▸ TASK
Leaving out all images, return the entries below exactly.
::::::::
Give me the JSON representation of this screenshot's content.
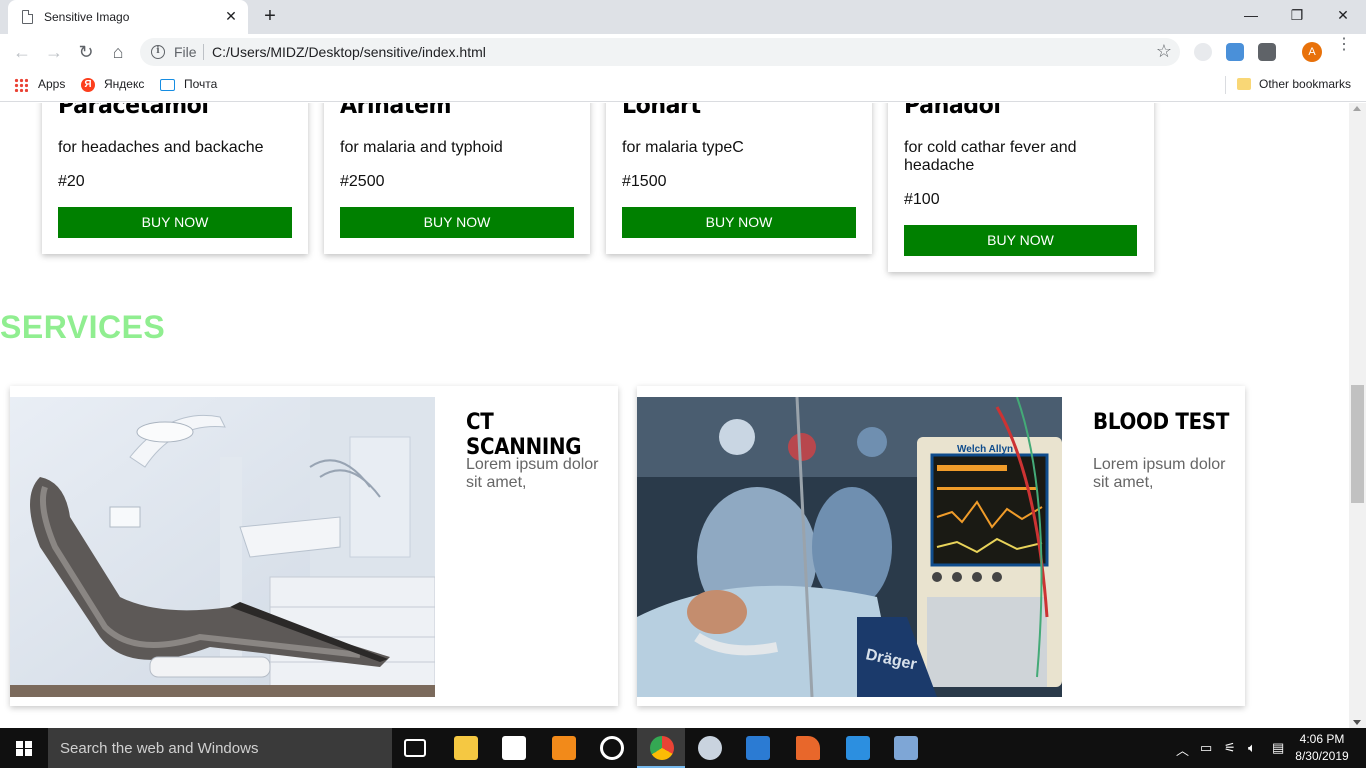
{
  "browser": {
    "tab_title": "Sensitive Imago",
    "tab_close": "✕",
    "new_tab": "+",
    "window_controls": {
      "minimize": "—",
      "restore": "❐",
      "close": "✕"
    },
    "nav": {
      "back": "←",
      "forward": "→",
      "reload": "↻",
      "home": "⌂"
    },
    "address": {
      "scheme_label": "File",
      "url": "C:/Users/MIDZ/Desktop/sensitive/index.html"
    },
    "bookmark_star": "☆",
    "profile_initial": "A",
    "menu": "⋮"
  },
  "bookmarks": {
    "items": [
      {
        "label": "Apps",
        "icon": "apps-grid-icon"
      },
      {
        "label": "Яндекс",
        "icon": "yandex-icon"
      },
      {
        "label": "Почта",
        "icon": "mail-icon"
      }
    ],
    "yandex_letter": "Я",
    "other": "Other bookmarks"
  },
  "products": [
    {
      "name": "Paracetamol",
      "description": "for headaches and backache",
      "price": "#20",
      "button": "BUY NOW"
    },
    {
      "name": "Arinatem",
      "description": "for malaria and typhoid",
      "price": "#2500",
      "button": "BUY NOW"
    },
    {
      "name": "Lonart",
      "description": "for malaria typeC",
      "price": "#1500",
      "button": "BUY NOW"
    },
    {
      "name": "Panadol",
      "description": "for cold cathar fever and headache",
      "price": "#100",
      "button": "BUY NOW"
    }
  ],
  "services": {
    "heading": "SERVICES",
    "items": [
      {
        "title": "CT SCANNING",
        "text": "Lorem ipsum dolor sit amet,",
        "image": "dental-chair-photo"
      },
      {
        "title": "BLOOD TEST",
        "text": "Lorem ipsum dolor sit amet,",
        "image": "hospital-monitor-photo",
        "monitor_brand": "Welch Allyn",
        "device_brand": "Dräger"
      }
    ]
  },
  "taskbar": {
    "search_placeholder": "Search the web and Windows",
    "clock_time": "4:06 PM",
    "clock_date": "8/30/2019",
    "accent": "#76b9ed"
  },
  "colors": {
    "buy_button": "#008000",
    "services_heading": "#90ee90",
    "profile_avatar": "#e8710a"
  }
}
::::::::
▸ SOLUTION TO THE EXERCISE
Give me the JSON representation of this screenshot's content.
{
  "browser": {
    "tab_title": "Sensitive Imago",
    "tab_close": "✕",
    "new_tab": "+",
    "window_controls": {
      "minimize": "—",
      "restore": "❐",
      "close": "✕"
    },
    "nav": {
      "back": "←",
      "forward": "→",
      "reload": "↻",
      "home": "⌂"
    },
    "address": {
      "scheme_label": "File",
      "url": "C:/Users/MIDZ/Desktop/sensitive/index.html"
    },
    "bookmark_star": "☆",
    "profile_initial": "A",
    "menu": "⋮"
  },
  "bookmarks": {
    "items": [
      {
        "label": "Apps",
        "icon": "apps-grid-icon"
      },
      {
        "label": "Яндекс",
        "icon": "yandex-icon"
      },
      {
        "label": "Почта",
        "icon": "mail-icon"
      }
    ],
    "yandex_letter": "Я",
    "other": "Other bookmarks"
  },
  "products": [
    {
      "name": "Paracetamol",
      "description": "for headaches and backache",
      "price": "#20",
      "button": "BUY NOW"
    },
    {
      "name": "Arinatem",
      "description": "for malaria and typhoid",
      "price": "#2500",
      "button": "BUY NOW"
    },
    {
      "name": "Lonart",
      "description": "for malaria typeC",
      "price": "#1500",
      "button": "BUY NOW"
    },
    {
      "name": "Panadol",
      "description": "for cold cathar fever and headache",
      "price": "#100",
      "button": "BUY NOW"
    }
  ],
  "services": {
    "heading": "SERVICES",
    "items": [
      {
        "title": "CT SCANNING",
        "text": "Lorem ipsum dolor sit amet,",
        "image": "dental-chair-photo"
      },
      {
        "title": "BLOOD TEST",
        "text": "Lorem ipsum dolor sit amet,",
        "image": "hospital-monitor-photo",
        "monitor_brand": "Welch Allyn",
        "device_brand": "Dräger"
      }
    ]
  },
  "taskbar": {
    "search_placeholder": "Search the web and Windows",
    "clock_time": "4:06 PM",
    "clock_date": "8/30/2019",
    "accent": "#76b9ed"
  },
  "colors": {
    "buy_button": "#008000",
    "services_heading": "#90ee90",
    "profile_avatar": "#e8710a"
  }
}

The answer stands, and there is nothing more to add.